▶ [TRY IT] Pick each line containing "Sales" out of the records.

▶ [Dataset rows for apps and sites]

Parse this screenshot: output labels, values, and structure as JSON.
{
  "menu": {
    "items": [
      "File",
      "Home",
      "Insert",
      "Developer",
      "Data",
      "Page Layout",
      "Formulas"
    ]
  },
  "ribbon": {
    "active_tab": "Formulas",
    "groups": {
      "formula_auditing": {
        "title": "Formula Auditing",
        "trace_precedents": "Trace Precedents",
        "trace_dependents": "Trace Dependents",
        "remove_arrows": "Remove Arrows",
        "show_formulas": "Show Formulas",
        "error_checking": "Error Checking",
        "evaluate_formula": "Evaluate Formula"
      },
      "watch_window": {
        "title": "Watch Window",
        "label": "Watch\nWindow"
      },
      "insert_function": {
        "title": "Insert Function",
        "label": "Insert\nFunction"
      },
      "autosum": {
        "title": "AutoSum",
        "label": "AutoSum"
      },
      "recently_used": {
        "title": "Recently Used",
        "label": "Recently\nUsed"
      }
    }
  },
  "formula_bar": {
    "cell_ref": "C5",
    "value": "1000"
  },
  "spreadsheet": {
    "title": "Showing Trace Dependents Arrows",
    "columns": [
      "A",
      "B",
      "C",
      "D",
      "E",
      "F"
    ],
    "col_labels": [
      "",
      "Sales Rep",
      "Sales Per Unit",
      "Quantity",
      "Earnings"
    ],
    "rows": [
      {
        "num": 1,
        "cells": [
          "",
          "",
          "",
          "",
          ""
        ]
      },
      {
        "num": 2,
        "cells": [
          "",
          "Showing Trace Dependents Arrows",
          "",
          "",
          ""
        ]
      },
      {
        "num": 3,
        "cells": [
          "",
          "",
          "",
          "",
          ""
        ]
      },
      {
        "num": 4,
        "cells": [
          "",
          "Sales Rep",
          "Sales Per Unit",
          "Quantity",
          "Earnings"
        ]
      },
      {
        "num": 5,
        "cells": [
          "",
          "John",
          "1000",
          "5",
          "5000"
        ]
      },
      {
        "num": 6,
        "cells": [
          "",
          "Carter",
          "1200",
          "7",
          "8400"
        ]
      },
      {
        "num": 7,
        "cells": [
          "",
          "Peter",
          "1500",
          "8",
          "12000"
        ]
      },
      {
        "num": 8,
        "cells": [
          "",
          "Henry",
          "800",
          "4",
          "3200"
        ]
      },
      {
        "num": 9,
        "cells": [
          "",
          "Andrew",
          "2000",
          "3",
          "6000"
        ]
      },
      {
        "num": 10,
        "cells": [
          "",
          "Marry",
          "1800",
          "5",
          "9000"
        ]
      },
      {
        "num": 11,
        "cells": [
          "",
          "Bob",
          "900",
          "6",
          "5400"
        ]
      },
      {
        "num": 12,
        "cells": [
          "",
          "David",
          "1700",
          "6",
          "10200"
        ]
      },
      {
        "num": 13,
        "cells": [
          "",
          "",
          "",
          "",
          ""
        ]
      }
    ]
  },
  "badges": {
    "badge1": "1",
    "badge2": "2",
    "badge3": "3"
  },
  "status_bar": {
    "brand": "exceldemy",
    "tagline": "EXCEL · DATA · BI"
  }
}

▶ [ANSWER SPACE]
      "Sales Rep",
      "Sales Per Unit",
          "Sales Rep",
          "Sales Per Unit",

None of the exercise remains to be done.